[Items from an interface collection]
● ● ● ● ●

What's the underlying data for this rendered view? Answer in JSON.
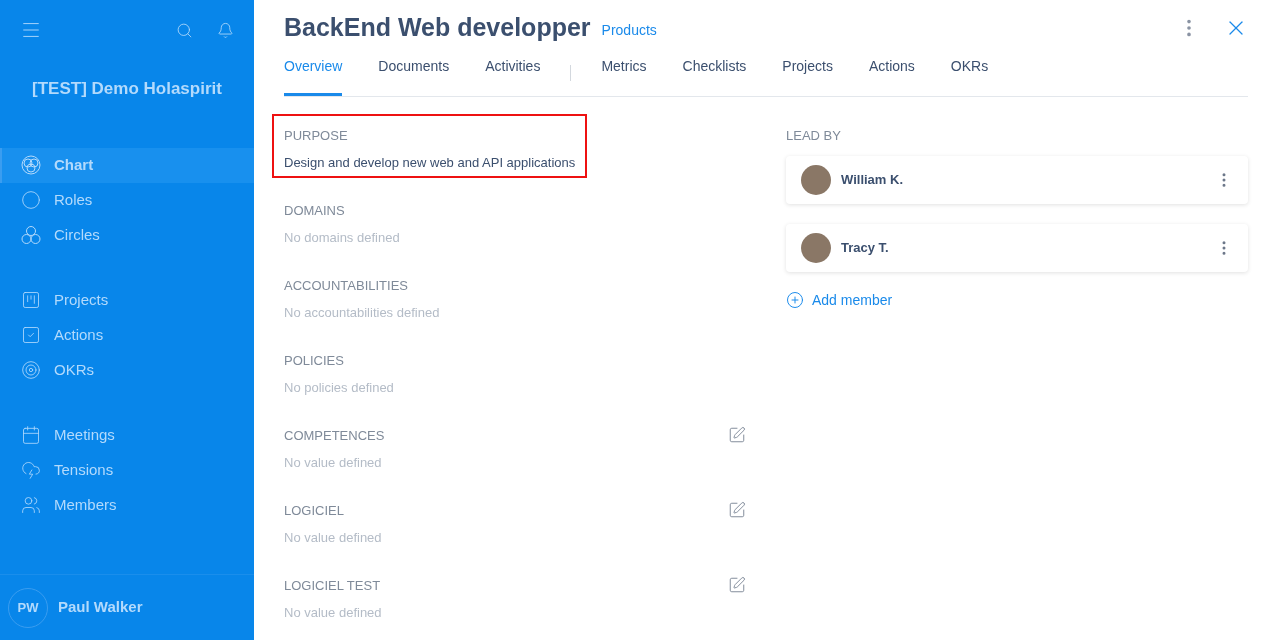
{
  "sidebar": {
    "org_name": "[TEST] Demo Holaspirit",
    "groups": [
      [
        {
          "label": "Chart",
          "selected": true
        },
        {
          "label": "Roles",
          "selected": false
        },
        {
          "label": "Circles",
          "selected": false
        }
      ],
      [
        {
          "label": "Projects",
          "selected": false
        },
        {
          "label": "Actions",
          "selected": false
        },
        {
          "label": "OKRs",
          "selected": false
        }
      ],
      [
        {
          "label": "Meetings",
          "selected": false
        },
        {
          "label": "Tensions",
          "selected": false
        },
        {
          "label": "Members",
          "selected": false
        }
      ]
    ],
    "user": {
      "initials": "PW",
      "name": "Paul Walker"
    }
  },
  "panel": {
    "title": "BackEnd Web developper",
    "circle": "Products",
    "tab_groups": [
      [
        {
          "label": "Overview",
          "selected": true
        },
        {
          "label": "Documents",
          "selected": false
        },
        {
          "label": "Activities",
          "selected": false
        }
      ],
      [
        {
          "label": "Metrics",
          "selected": false
        },
        {
          "label": "Checklists",
          "selected": false
        },
        {
          "label": "Projects",
          "selected": false
        },
        {
          "label": "Actions",
          "selected": false
        },
        {
          "label": "OKRs",
          "selected": false
        }
      ]
    ],
    "sections": [
      {
        "heading": "PURPOSE",
        "text": "Design and develop new web and API applications",
        "empty": false,
        "editable": false,
        "highlighted": true
      },
      {
        "heading": "DOMAINS",
        "text": "No domains defined",
        "empty": true,
        "editable": false,
        "highlighted": false
      },
      {
        "heading": "ACCOUNTABILITIES",
        "text": "No accountabilities defined",
        "empty": true,
        "editable": false,
        "highlighted": false
      },
      {
        "heading": "POLICIES",
        "text": "No policies defined",
        "empty": true,
        "editable": false,
        "highlighted": false
      },
      {
        "heading": "COMPETENCES",
        "text": "No value defined",
        "empty": true,
        "editable": true,
        "highlighted": false
      },
      {
        "heading": "LOGICIEL",
        "text": "No value defined",
        "empty": true,
        "editable": true,
        "highlighted": false
      },
      {
        "heading": "LOGICIEL TEST",
        "text": "No value defined",
        "empty": true,
        "editable": true,
        "highlighted": false
      }
    ],
    "lead_by": {
      "heading": "LEAD BY",
      "members": [
        {
          "name": "William K."
        },
        {
          "name": "Tracy T."
        }
      ],
      "add_label": "Add member"
    }
  }
}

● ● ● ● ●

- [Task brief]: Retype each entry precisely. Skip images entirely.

- [Solution to this task]:
What's the underlying data for this rendered view? Answer in JSON.
{
  "sidebar": {
    "org_name": "[TEST] Demo Holaspirit",
    "groups": [
      [
        {
          "label": "Chart",
          "selected": true
        },
        {
          "label": "Roles",
          "selected": false
        },
        {
          "label": "Circles",
          "selected": false
        }
      ],
      [
        {
          "label": "Projects",
          "selected": false
        },
        {
          "label": "Actions",
          "selected": false
        },
        {
          "label": "OKRs",
          "selected": false
        }
      ],
      [
        {
          "label": "Meetings",
          "selected": false
        },
        {
          "label": "Tensions",
          "selected": false
        },
        {
          "label": "Members",
          "selected": false
        }
      ]
    ],
    "user": {
      "initials": "PW",
      "name": "Paul Walker"
    }
  },
  "panel": {
    "title": "BackEnd Web developper",
    "circle": "Products",
    "tab_groups": [
      [
        {
          "label": "Overview",
          "selected": true
        },
        {
          "label": "Documents",
          "selected": false
        },
        {
          "label": "Activities",
          "selected": false
        }
      ],
      [
        {
          "label": "Metrics",
          "selected": false
        },
        {
          "label": "Checklists",
          "selected": false
        },
        {
          "label": "Projects",
          "selected": false
        },
        {
          "label": "Actions",
          "selected": false
        },
        {
          "label": "OKRs",
          "selected": false
        }
      ]
    ],
    "sections": [
      {
        "heading": "PURPOSE",
        "text": "Design and develop new web and API applications",
        "empty": false,
        "editable": false,
        "highlighted": true
      },
      {
        "heading": "DOMAINS",
        "text": "No domains defined",
        "empty": true,
        "editable": false,
        "highlighted": false
      },
      {
        "heading": "ACCOUNTABILITIES",
        "text": "No accountabilities defined",
        "empty": true,
        "editable": false,
        "highlighted": false
      },
      {
        "heading": "POLICIES",
        "text": "No policies defined",
        "empty": true,
        "editable": false,
        "highlighted": false
      },
      {
        "heading": "COMPETENCES",
        "text": "No value defined",
        "empty": true,
        "editable": true,
        "highlighted": false
      },
      {
        "heading": "LOGICIEL",
        "text": "No value defined",
        "empty": true,
        "editable": true,
        "highlighted": false
      },
      {
        "heading": "LOGICIEL TEST",
        "text": "No value defined",
        "empty": true,
        "editable": true,
        "highlighted": false
      }
    ],
    "lead_by": {
      "heading": "LEAD BY",
      "members": [
        {
          "name": "William K."
        },
        {
          "name": "Tracy T."
        }
      ],
      "add_label": "Add member"
    }
  }
}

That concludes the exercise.